Ties that Shatter
"Natural" white nylon cable ties become brittle and fall apart in a matter of months when exposed to the sun. Black cable ties contain UV inhibitors and stand up quite well under the same circumstances. Most of the cable ties I use are not exposed to the weather, so ultraviolet resistance really shouldn't be an issue. But it doesn't make sense to me to stock both black and white ties, So I just use black ones everywhere.
I buy cable ties by the thousand. Until recently I bought them over the Web from suppliers who specialize in generic cable ties at pretty good prices. No longer. I finally got a really bad batch. They're black all right, but they certainly aren't ultraviolet resistant as you can see above.
The two intact cable ties at the bottom of the picture are made by Panduit and are advertised specifically as "weather resistant." They also have a little stainless steel tang that let you get the tie really tight. I've always had some around to use in demanding applications, like making sure the two halves of a ferrite choke stay tightly together. As they can be more than twice as expensive as garden-variety ties, I didn't feel that the cost was justified for everyday use. Now it's clear I can't afford to use anything else. Not necessarily always Panduit, but name-brand high-quality weather-resistant cable ties. 1/16/07
"Wire nuts" are ubiquitous in land-based structure electrical wiring. They provide a means to quickly and securely splice wires. These connectors do not perform well in the marine environment. ABYC Standard E22.214.171.124. states "Twist on connectors, i.e., wire nuts, shall not be used." This is one of many ways appropriate electrical practices on boats differ from those used on dry land.
A twist-on connector operates by threading a tapered spiral spring over stripped conductors. The steel threads are harder than the copper conductors and quite sharp. As it is twisted on to the ends of the wires, this threaded insert digs into the conductors and expands slightly to grip tightly. Being tapered, a properly sized connector can always be properly finger-tightened on the wires. Wire-Nut is a trademark of Ideal Industries, although in common usage it's about as specific to twist connectors by Ideal as Kleenex is to facial tissue sheets by Kimberly-Clark.
The photo shows what can happen using wire nuts in a marine application. The spiral metal insert is usually made from plated steel. While it's conductive, most of the current is carried by the wires themselves because they are tightly pressed together inside the spiral. In a moist environment with salt particles in the air, the steel insert can corrode and loosen up slightly.
Loosening the contact between the wires even slightly can lead to increased resistance in the connection as more of the current is carried by the steel spiral. If the wires are carrying any appreciable current, the wire nut will heat up. The splice above not only melted its own insulation, it melted the insulation on adjacent wires. I would say, looking at the burned connector, that it would take somewhere around 2-5 watts to melt like that. Maybe as much as 10 watts. At 10 amps, typical in an AC feeder, the contact resistance would calculate as 20 to 100 milliohms. Almost a perfect connection. Not enough to measure without special equipment.

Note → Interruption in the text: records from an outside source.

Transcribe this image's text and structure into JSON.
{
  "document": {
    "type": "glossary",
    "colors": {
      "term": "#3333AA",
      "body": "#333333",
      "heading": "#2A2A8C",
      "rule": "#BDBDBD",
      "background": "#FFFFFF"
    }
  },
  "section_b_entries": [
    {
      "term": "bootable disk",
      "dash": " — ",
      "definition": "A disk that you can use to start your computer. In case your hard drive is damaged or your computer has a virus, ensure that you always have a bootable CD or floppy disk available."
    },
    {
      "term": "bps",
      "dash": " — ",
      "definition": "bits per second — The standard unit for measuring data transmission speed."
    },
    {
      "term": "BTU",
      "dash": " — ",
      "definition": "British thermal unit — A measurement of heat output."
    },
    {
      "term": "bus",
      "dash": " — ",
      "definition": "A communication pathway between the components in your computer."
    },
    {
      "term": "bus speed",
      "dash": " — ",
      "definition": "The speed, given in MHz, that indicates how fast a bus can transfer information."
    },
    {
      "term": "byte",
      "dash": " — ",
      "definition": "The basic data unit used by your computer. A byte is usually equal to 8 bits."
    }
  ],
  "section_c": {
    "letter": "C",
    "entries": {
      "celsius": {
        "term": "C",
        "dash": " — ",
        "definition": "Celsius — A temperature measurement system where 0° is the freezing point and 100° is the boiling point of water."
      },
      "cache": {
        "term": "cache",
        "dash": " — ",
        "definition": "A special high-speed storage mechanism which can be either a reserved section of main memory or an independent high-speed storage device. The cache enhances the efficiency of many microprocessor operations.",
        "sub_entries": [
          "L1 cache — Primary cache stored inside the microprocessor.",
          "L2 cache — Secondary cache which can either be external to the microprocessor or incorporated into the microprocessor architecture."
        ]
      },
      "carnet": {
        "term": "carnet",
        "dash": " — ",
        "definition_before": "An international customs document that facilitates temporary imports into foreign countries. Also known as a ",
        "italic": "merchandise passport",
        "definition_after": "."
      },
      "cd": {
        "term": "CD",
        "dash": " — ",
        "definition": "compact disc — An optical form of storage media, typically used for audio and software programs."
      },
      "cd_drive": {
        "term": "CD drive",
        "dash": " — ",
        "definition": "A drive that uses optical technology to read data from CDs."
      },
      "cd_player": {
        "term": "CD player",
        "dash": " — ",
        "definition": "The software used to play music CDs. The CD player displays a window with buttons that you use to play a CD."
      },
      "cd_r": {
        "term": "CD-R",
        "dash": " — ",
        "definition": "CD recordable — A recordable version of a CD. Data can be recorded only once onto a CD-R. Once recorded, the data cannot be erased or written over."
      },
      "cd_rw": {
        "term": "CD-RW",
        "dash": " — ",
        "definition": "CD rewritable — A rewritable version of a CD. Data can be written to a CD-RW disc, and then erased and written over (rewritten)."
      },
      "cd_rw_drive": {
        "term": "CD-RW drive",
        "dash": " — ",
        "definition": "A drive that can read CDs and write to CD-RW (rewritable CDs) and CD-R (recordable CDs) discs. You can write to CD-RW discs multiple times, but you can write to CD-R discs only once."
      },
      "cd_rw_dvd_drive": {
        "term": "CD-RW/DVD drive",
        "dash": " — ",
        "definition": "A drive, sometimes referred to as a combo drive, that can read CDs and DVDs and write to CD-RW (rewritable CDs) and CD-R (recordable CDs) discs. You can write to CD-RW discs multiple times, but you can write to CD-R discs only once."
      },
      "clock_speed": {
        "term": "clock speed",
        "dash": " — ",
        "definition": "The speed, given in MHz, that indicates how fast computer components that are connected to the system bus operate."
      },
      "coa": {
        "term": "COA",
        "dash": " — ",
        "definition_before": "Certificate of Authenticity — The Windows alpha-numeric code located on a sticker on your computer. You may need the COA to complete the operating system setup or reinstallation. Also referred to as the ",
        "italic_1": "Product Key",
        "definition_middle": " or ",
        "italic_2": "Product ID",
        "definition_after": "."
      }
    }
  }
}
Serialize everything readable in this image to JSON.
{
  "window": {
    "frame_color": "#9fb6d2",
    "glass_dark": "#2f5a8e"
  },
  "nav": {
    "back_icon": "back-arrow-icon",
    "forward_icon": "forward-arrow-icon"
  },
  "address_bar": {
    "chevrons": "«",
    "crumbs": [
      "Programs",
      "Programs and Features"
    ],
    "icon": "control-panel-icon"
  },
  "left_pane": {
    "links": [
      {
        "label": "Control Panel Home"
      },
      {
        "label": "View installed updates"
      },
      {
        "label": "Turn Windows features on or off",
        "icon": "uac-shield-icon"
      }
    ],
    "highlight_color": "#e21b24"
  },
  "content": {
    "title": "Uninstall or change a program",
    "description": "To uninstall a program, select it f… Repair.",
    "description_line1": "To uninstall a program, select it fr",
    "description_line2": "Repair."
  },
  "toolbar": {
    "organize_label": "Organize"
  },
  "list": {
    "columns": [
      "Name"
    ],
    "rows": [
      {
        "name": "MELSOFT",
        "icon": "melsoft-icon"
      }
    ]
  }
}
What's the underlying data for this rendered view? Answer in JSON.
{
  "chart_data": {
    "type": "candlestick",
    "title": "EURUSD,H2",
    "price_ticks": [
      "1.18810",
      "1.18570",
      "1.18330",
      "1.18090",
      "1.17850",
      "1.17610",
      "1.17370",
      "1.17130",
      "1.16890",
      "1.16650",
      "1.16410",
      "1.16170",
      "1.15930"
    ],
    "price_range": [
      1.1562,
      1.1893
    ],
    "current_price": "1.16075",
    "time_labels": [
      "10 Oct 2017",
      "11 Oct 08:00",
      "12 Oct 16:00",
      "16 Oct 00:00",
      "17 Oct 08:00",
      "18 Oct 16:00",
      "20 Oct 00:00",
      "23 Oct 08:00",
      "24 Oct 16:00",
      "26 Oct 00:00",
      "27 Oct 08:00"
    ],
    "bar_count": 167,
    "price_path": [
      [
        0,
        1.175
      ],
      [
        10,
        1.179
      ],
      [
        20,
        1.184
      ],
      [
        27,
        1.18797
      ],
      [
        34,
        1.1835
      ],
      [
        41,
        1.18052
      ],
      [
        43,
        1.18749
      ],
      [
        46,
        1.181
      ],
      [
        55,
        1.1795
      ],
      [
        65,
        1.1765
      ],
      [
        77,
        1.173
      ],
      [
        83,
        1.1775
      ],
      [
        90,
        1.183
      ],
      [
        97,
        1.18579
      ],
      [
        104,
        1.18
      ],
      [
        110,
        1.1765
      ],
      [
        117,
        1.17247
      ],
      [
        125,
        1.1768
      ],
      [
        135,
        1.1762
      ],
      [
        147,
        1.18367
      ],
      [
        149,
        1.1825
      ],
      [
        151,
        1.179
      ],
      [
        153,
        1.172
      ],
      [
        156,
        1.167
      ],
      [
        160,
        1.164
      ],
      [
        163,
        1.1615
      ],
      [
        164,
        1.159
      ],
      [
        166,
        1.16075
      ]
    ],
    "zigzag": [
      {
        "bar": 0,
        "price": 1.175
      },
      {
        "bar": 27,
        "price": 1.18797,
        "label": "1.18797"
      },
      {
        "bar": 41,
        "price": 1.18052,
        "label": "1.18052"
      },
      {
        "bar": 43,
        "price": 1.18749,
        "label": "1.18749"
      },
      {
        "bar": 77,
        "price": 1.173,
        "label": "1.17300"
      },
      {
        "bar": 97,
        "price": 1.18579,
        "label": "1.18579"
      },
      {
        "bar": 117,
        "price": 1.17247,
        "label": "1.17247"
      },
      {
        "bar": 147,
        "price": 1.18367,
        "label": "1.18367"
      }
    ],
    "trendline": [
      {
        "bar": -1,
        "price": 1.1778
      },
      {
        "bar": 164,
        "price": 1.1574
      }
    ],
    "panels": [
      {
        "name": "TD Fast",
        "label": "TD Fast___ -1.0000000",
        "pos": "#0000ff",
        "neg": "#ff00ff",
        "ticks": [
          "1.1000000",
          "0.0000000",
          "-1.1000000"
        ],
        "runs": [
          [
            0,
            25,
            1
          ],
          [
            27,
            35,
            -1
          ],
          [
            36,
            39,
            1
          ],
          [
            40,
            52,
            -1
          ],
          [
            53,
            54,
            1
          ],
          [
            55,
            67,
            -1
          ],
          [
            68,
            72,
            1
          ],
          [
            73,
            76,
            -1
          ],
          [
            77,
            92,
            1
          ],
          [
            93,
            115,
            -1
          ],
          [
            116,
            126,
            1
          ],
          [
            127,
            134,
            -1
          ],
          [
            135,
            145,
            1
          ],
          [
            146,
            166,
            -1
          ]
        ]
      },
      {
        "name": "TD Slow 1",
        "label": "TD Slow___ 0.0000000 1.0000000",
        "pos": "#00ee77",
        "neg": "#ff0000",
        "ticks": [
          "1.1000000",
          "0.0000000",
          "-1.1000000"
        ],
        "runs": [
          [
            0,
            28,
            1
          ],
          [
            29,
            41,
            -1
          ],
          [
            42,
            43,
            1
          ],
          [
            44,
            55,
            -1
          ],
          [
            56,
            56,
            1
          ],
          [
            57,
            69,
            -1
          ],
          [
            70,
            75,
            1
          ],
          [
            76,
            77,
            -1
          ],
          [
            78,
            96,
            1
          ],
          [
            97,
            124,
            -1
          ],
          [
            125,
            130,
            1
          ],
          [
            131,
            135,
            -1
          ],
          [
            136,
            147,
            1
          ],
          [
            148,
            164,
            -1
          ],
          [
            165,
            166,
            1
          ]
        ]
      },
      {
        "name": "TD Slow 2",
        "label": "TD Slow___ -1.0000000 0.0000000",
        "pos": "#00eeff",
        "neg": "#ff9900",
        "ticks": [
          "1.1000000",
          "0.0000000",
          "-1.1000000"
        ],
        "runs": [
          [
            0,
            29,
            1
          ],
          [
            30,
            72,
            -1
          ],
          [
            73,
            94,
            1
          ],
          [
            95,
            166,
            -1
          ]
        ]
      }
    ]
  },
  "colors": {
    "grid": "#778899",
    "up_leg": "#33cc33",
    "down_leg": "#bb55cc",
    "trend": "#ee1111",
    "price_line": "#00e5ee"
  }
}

Of course, the splice was also made between different colored wires in the middle of a cable run, which meant it was unexpected and hard to find. A wire that is bundled with other wires should look the same as it does going into the bundle as when it exits the bundle again. Making splices in the middle of a cable bundle, and particularly changing colors in the process, only hides a potential failure. Well supported wires do not fail. Splices sometimes do. Tight, neat looking cable bundles mutually reinforce the wires, but they make troubleshooting more challenging. Often, a cable-tied bundle must be cut open if it's not clear where a wire goes.
So beware, "marine electrician" and "licensed electrician" are not the same trade. There are plenty of similarities, but the practices and standards that apply to each trade are different for good reason. Land electricians are usually licensed by the state, which ensures familiarity with standards and practices. Anyone can call themselves a marine electrician, which makes finding a competent one all the more difficult.